Singapore LNG Corp (SLNG) is making inquiries about buying LNG cargoes from the spot market, a rare move for the operator of the city state's liquefied natural gas (LNG) terminal, industry sources said on Wednesday.
The inquiries come on the back of surging prices globally of power generation fuels, such as LNG and coal, amid power shortages from China to India to Europe.
The rocketing prices have also led to one of Singapore's largest independent electricity retailers exiting the market.
According to company sources, at least three other electricity retailers here have stopped accepting new clients as well.
SLNG contributes to Singapore's energy security and its terminal supplies up to 30 per cent of the city state's natural gas demand for power generation, its website says.
The company is looking for LNG in the spot market privately, said four sources, with one of them adding that it is seeking up to two cargoes for delivery into Singapore next month.
SLNG told The Straits Times yesterday it is exploring options to increase inventory of LNG at its terminal amid tight global LNG supply.
"Given the current global LNG supply tightness, SLNG is exploring options to increase LNG inventory at our terminal," said a spokesman.
It is unusual for Singapore to seek spot LNG cargoes as the country is typically adequately supplied with LNG through long-term deals and gas imports from Indonesia via a pipeline.
One of the sources said the request from SLNG came after Singapore's electricity prices jumped.

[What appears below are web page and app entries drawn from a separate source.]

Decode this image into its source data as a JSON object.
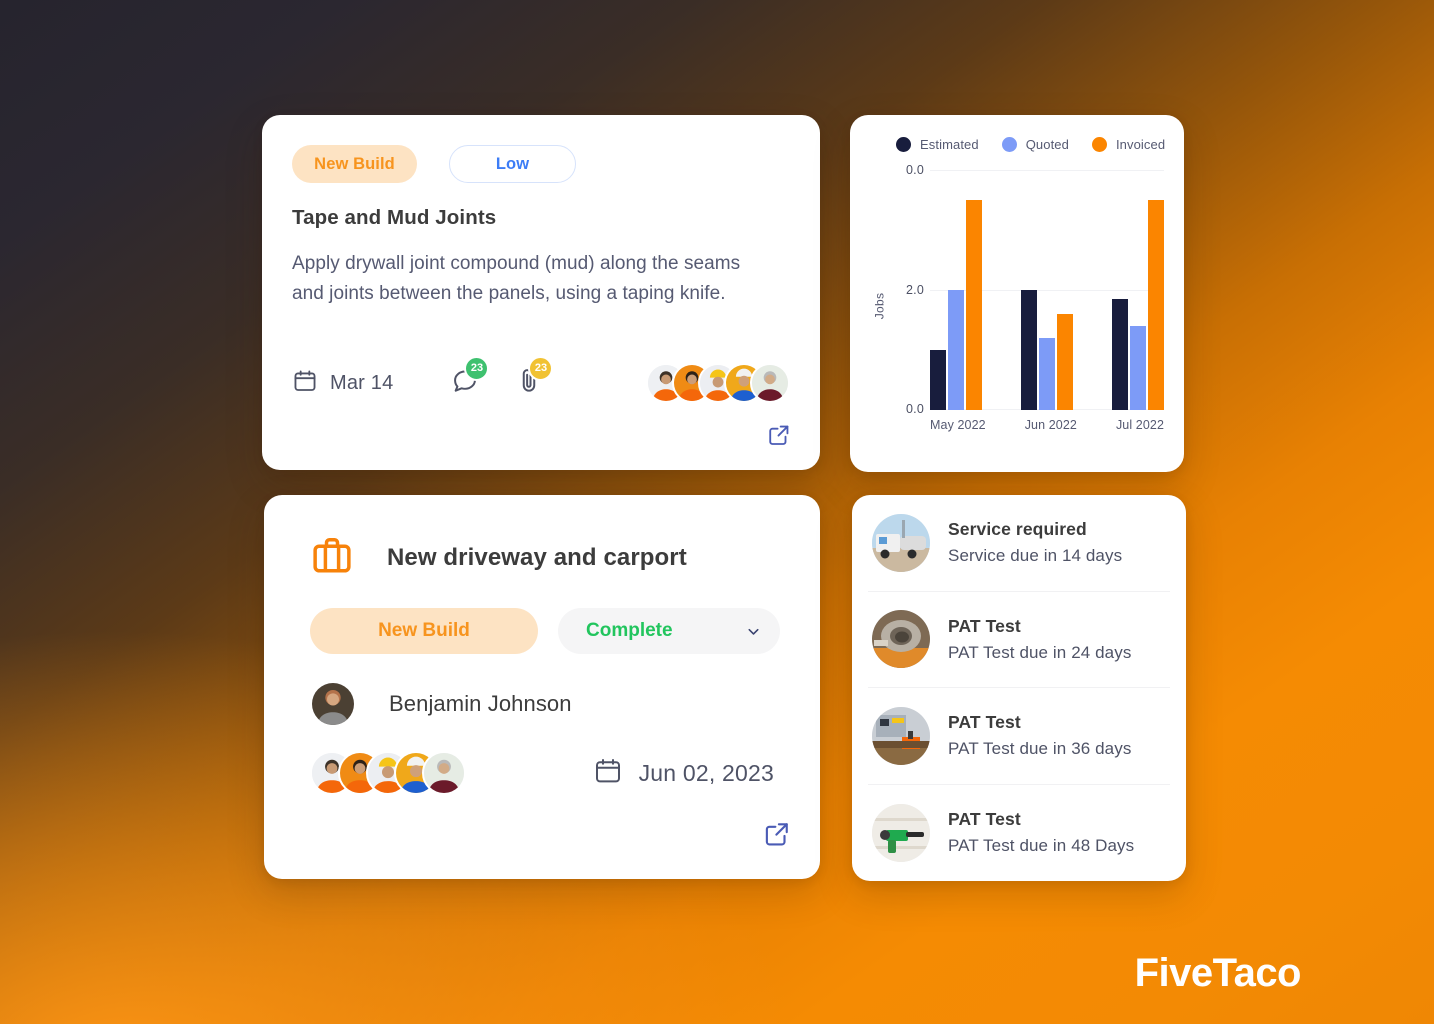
{
  "brand": {
    "logo_text": "FiveTaco",
    "accent_orange": "#f7941e",
    "accent_navy": "#181d3d"
  },
  "task_card": {
    "category_chip": "New Build",
    "priority_chip": "Low",
    "title": "Tape and Mud Joints",
    "description": "Apply drywall joint compound (mud) along the seams and joints between the panels, using a taping knife.",
    "date": "Mar 14",
    "comment_count": "23",
    "attachment_count": "23",
    "comment_badge_color": "#3ec16f",
    "attachment_badge_color": "#f1c233",
    "assignees": [
      "worker-1",
      "worker-2",
      "worker-3",
      "worker-4",
      "worker-5"
    ]
  },
  "chart_card": {
    "chart_data": {
      "type": "bar",
      "title": "",
      "xlabel": "",
      "ylabel": "Jobs",
      "categories": [
        "May 2022",
        "Jun 2022",
        "Jul 2022"
      ],
      "ytick_labels": [
        "0.0",
        "2.0",
        "0.0"
      ],
      "ylim": [
        0,
        4
      ],
      "grid": true,
      "legend_position": "top-left",
      "series": [
        {
          "name": "Estimated",
          "color": "#181d3d",
          "values": [
            1.0,
            2.0,
            1.85
          ]
        },
        {
          "name": "Quoted",
          "color": "#7d9bf7",
          "values": [
            2.0,
            1.2,
            1.4
          ]
        },
        {
          "name": "Invoiced",
          "color": "#fb8500",
          "values": [
            3.5,
            1.6,
            3.5
          ]
        }
      ]
    }
  },
  "job_card": {
    "title": "New driveway and carport",
    "category_chip": "New Build",
    "status_label": "Complete",
    "status_color": "#22c55e",
    "owner_name": "Benjamin Johnson",
    "date": "Jun  02, 2023",
    "team": [
      "worker-1",
      "worker-2",
      "worker-3",
      "worker-4",
      "worker-5"
    ]
  },
  "list_card": {
    "items": [
      {
        "title": "Service required",
        "subtitle": "Service due in 14 days",
        "thumb": "truck-thumb"
      },
      {
        "title": "PAT Test",
        "subtitle": "PAT Test due in 24 days",
        "thumb": "mixer-thumb"
      },
      {
        "title": "PAT Test",
        "subtitle": "PAT Test due in 36 days",
        "thumb": "tools-thumb"
      },
      {
        "title": "PAT Test",
        "subtitle": "PAT Test due in 48 Days",
        "thumb": "drill-thumb"
      }
    ]
  }
}
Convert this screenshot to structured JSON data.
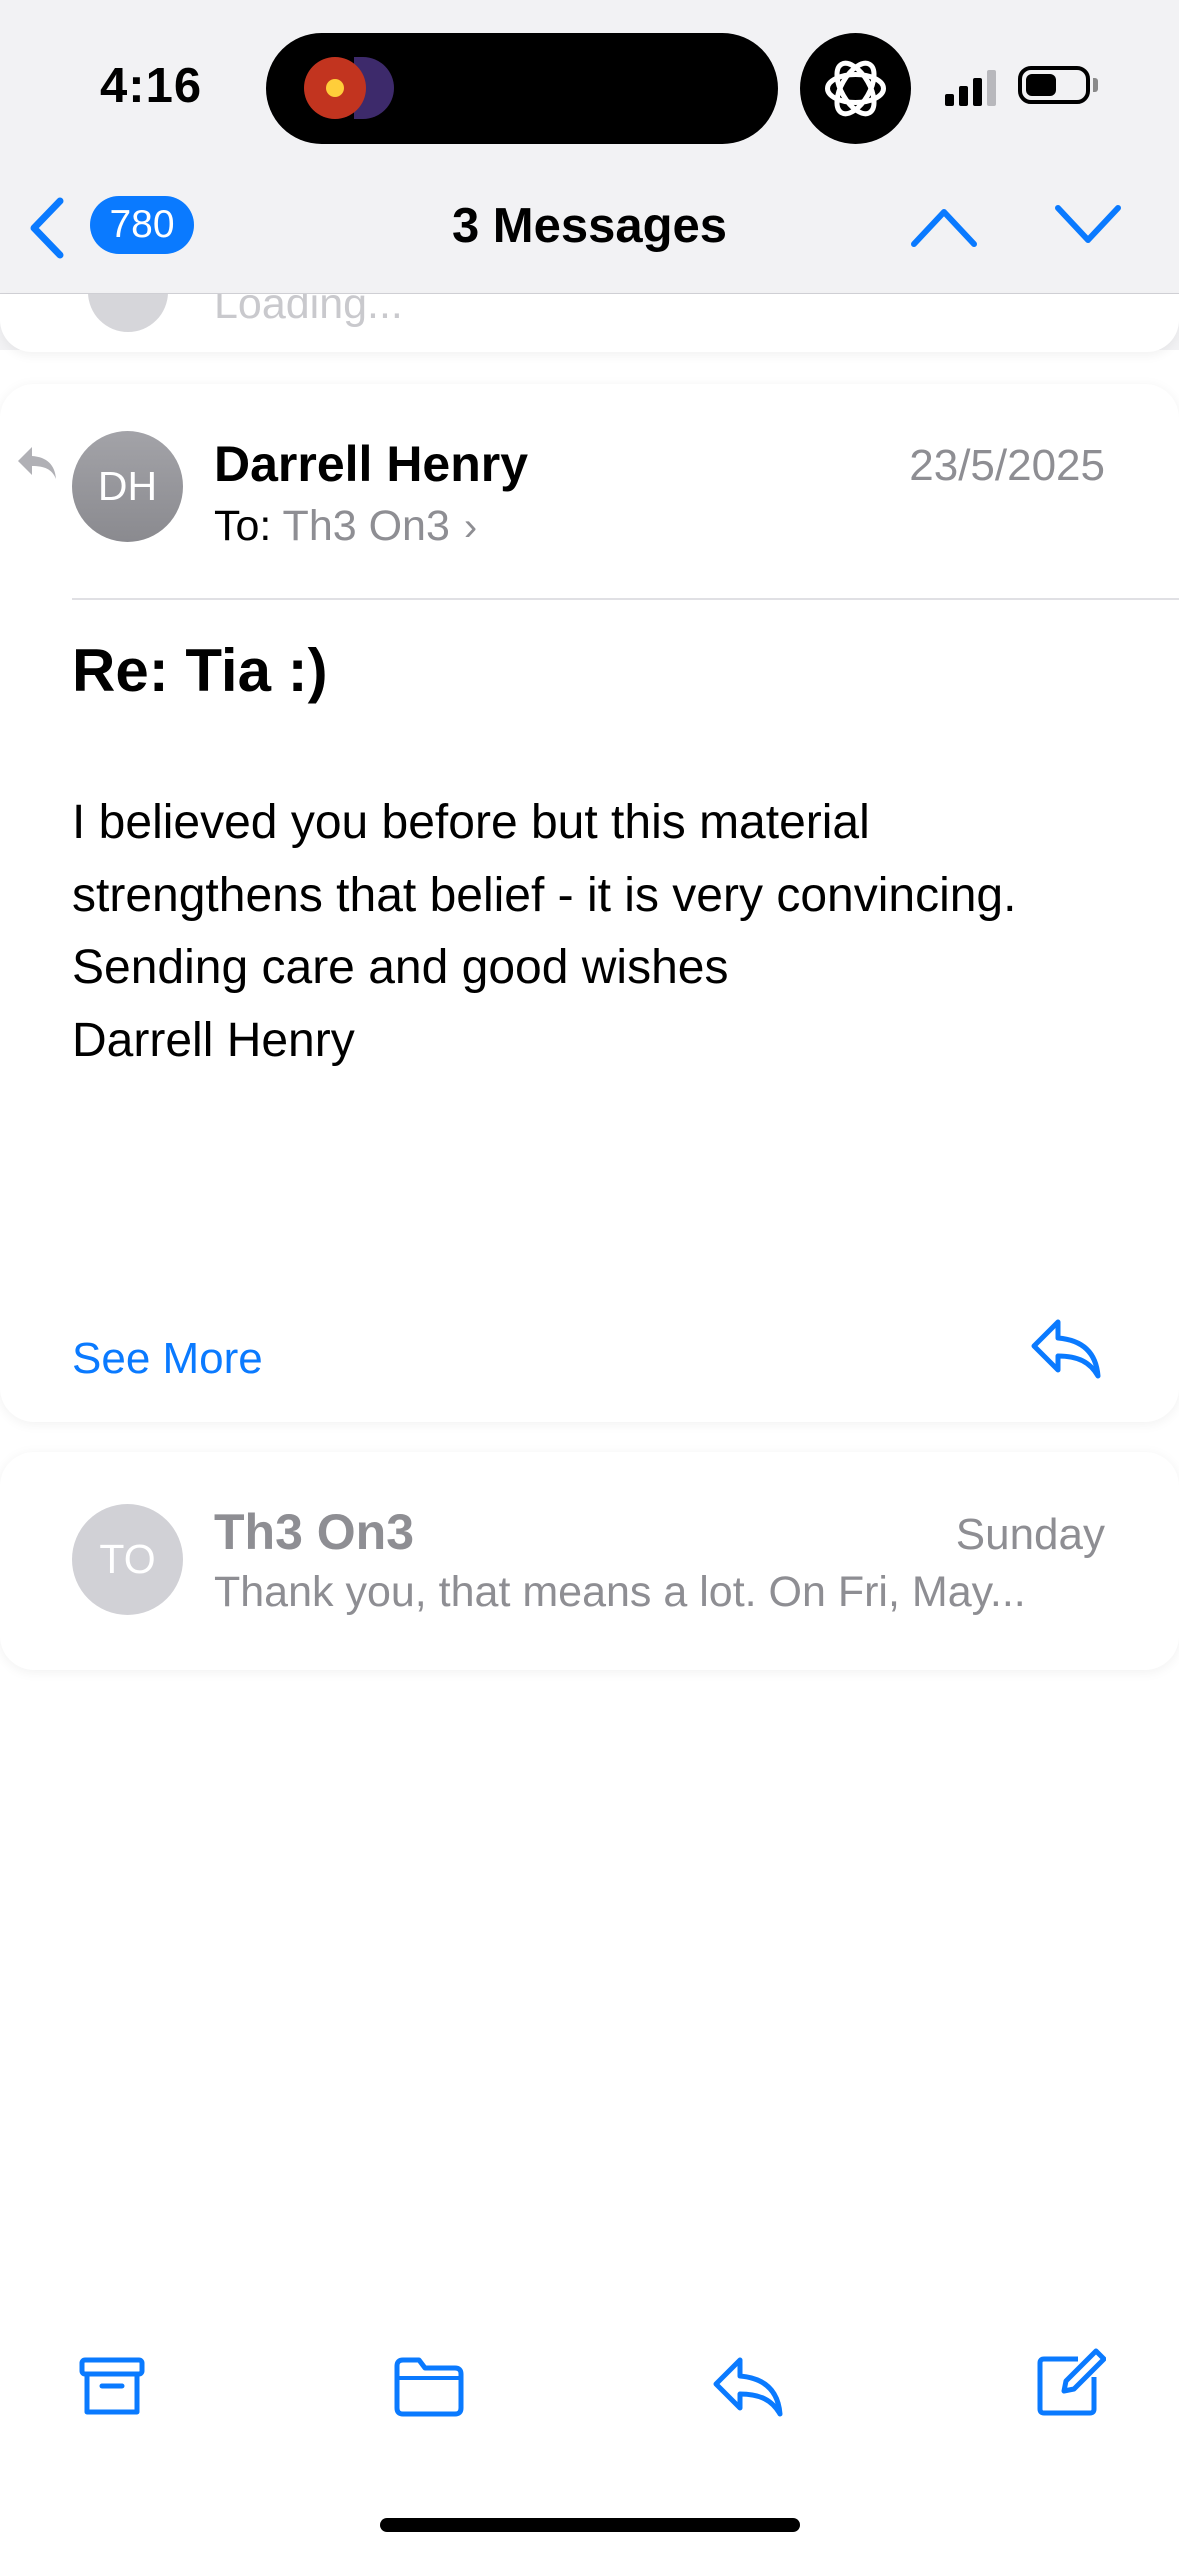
{
  "status_bar": {
    "time": "4:16"
  },
  "nav": {
    "unread_count": "780",
    "title": "3 Messages"
  },
  "previous_message": {
    "preview_text": "Loading..."
  },
  "message": {
    "avatar_initials": "DH",
    "sender": "Darrell Henry",
    "date": "23/5/2025",
    "to_label": "To:",
    "recipient": "Th3 On3",
    "subject": "Re: Tia :)",
    "body_lines": [
      "I believed you before but this material",
      "strengthens that belief - it is very convincing.",
      "Sending care and good wishes",
      "Darrell Henry"
    ],
    "see_more": "See More"
  },
  "next_message": {
    "avatar_initials": "TO",
    "sender": "Th3 On3",
    "date": "Sunday",
    "preview": "Thank you, that means a lot. On Fri, May..."
  },
  "colors": {
    "accent": "#0a7aff",
    "secondary_text": "#8e8e93"
  }
}
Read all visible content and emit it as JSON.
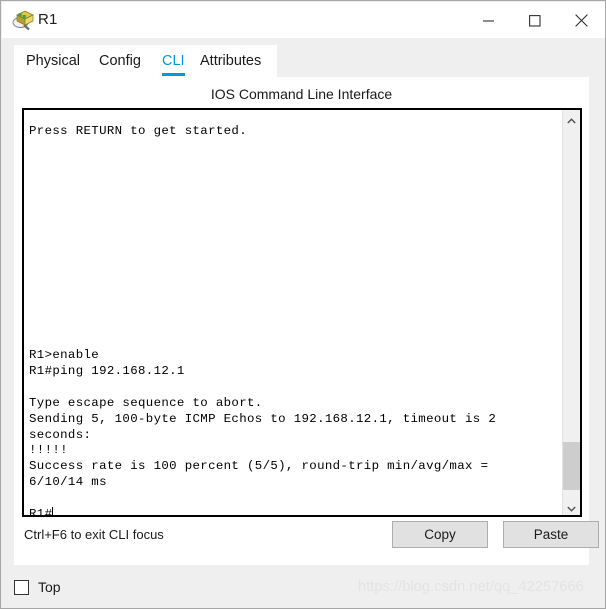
{
  "window": {
    "title": "R1",
    "icon": "router-magnifier-icon",
    "controls": {
      "minimize": "minimize-icon",
      "maximize": "maximize-icon",
      "close": "close-icon"
    }
  },
  "tabs": [
    {
      "label": "Physical",
      "active": false
    },
    {
      "label": "Config",
      "active": false
    },
    {
      "label": "CLI",
      "active": true
    },
    {
      "label": "Attributes",
      "active": false
    }
  ],
  "panel": {
    "heading": "IOS Command Line Interface",
    "terminal": {
      "content": "Press RETURN to get started.\n\n\n\n\n\n\n\n\n\n\n\n\n\nR1>enable\nR1#ping 192.168.12.1\n\nType escape sequence to abort.\nSending 5, 100-byte ICMP Echos to 192.168.12.1, timeout is 2\nseconds:\n!!!!!\nSuccess rate is 100 percent (5/5), round-trip min/avg/max =\n6/10/14 ms\n\nR1#",
      "scrollbar": {
        "up_icon": "chevron-up-icon",
        "down_icon": "chevron-down-icon"
      }
    },
    "hint": "Ctrl+F6 to exit CLI focus",
    "buttons": {
      "copy": "Copy",
      "paste": "Paste"
    }
  },
  "bottom": {
    "top_checkbox_label": "Top",
    "top_checkbox_checked": false
  },
  "watermark": "https://blog.csdn.net/qq_42257666",
  "colors": {
    "accent": "#0099dd",
    "window_bg": "#efefef",
    "panel_bg": "#ffffff",
    "button_bg": "#e1e1e1",
    "scroll_thumb": "#cdcdcd"
  }
}
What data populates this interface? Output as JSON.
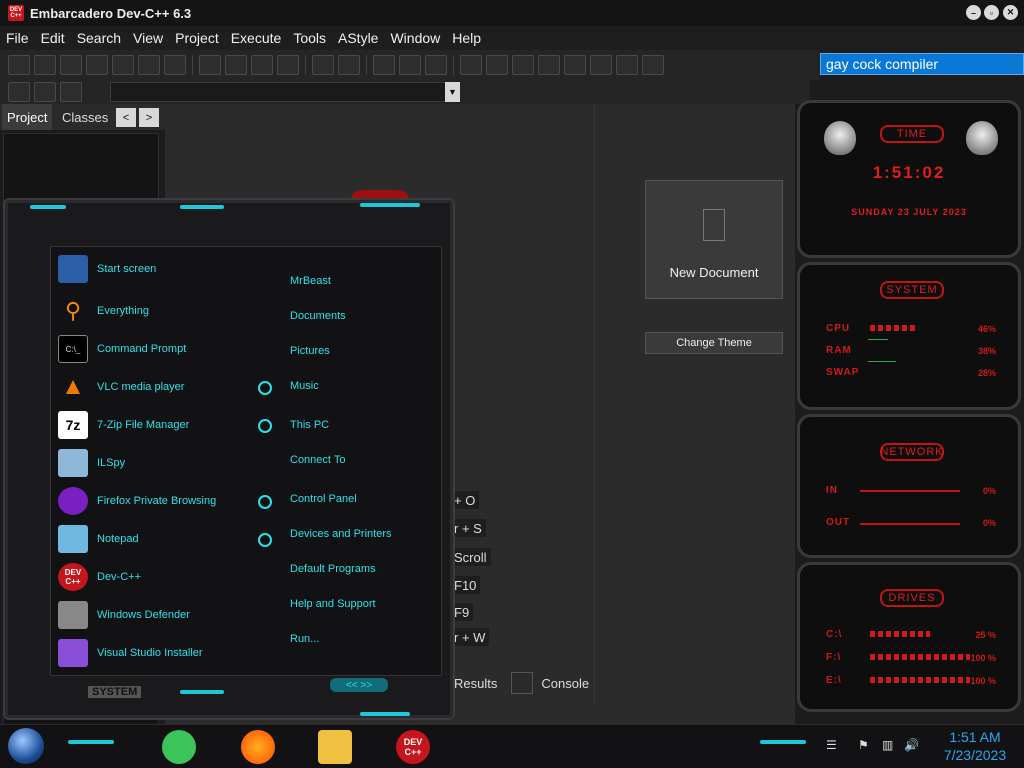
{
  "window": {
    "title": "Embarcadero Dev-C++ 6.3",
    "app_icon_text": "DEV C++"
  },
  "menu": [
    "File",
    "Edit",
    "Search",
    "View",
    "Project",
    "Execute",
    "Tools",
    "AStyle",
    "Window",
    "Help"
  ],
  "search": {
    "value": "gay cock compiler"
  },
  "left_panel": {
    "tab_project": "Project",
    "tab_classes": "Classes",
    "prev": "<",
    "next": ">"
  },
  "editor": {
    "new_document": "New Document",
    "change_theme": "Change Theme",
    "shortcuts": [
      "+ O",
      "r + S",
      "Scroll",
      "F10",
      "F9",
      "r + W"
    ],
    "bottom_tabs": {
      "results": "Results",
      "console": "Console"
    }
  },
  "start_menu": {
    "programs": [
      {
        "label": "Start screen",
        "icon": "start-screen-icon",
        "color": "#2a5fa8"
      },
      {
        "label": "Everything",
        "icon": "magnifier-icon",
        "color": "#f08a10"
      },
      {
        "label": "Command Prompt",
        "icon": "cmd-icon",
        "color": "#000000"
      },
      {
        "label": "VLC media player",
        "icon": "vlc-cone-icon",
        "color": "#f07a00"
      },
      {
        "label": "7-Zip File Manager",
        "icon": "7zip-icon",
        "color": "#ffffff"
      },
      {
        "label": "ILSpy",
        "icon": "ilspy-icon",
        "color": "#8fb8d8"
      },
      {
        "label": "Firefox Private Browsing",
        "icon": "firefox-private-icon",
        "color": "#7a1fc2"
      },
      {
        "label": "Notepad",
        "icon": "notepad-icon",
        "color": "#6fb8e0"
      },
      {
        "label": "Dev-C++",
        "icon": "devcpp-icon",
        "color": "#c4161c"
      },
      {
        "label": "Windows Defender",
        "icon": "defender-icon",
        "color": "#888888"
      },
      {
        "label": "Visual Studio Installer",
        "icon": "vs-installer-icon",
        "color": "#8a4fd8"
      }
    ],
    "links": [
      "MrBeast",
      "Documents",
      "Pictures",
      "Music",
      "This PC",
      "Connect To",
      "Control Panel",
      "Devices and Printers",
      "Default Programs",
      "Help and Support",
      "Run..."
    ],
    "footer": "SYSTEM",
    "nav": "<< >>"
  },
  "widgets": {
    "time": {
      "title": "TIME",
      "clock": "1:51:02",
      "date": "SUNDAY 23 JULY 2023"
    },
    "system": {
      "title": "SYSTEM",
      "rows": [
        {
          "label": "CPU",
          "value": "46%",
          "level": 0.46
        },
        {
          "label": "RAM",
          "value": "38%",
          "level": 0.38
        },
        {
          "label": "SWAP",
          "value": "28%",
          "level": 0.28
        }
      ]
    },
    "network": {
      "title": "NETWORK",
      "rows": [
        {
          "label": "IN",
          "value": "0%"
        },
        {
          "label": "OUT",
          "value": "0%"
        }
      ]
    },
    "drives": {
      "title": "DRIVES",
      "rows": [
        {
          "label": "C:\\",
          "value": "25 %",
          "level": 0.25
        },
        {
          "label": "F:\\",
          "value": "100 %",
          "level": 1.0
        },
        {
          "label": "E:\\",
          "value": "100 %",
          "level": 1.0
        }
      ]
    }
  },
  "taskbar": {
    "apps": [
      {
        "name": "notes-app",
        "color": "#3ac45a"
      },
      {
        "name": "firefox",
        "color": "#ff7a00"
      },
      {
        "name": "file-explorer",
        "color": "#f0c040"
      },
      {
        "name": "devcpp",
        "color": "#c4161c",
        "label": "DEV C++"
      }
    ],
    "time": "1:51 AM",
    "date": "7/23/2023"
  }
}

Singapore's monthly base load electricity futures have surged by more than double since the start of the month, while the quarterly base load electricity energy futures are trading at their highest since the contract was launched in 2015.
In Singapore, electricity tariffs are calculated using fuel costs and non-fuel costs.
iSwitch Energy, one of Singapore's largest independent electricity retailer, said on its website that it will be ceasing electricity retail operations on Nov. 11, due to"current electricity market conditions".
Diamond Electric, Best Electricity Supply and Ohm Energy have stopped accepting new customers with Diamond Electric in the process of handing over existing term contracts to another utility provider, company sources told Reuters.
"Not only are retailers unable to sell to retail customers at a level that is economic because the set quarterly tariff implies a price that is well below where futures are trading, they are also getting hit on the front-end because spot prices have gone ballistic," said James Whistler, global head of energy at Simpson Spence Young.
"Add the failure of the once well-designed market-making scheme and things become untenable for many."
Open Electricity Market website shows only 8 out of the 12 existing retailers offering plans for consumers.
• Additional reporting by Clement Yong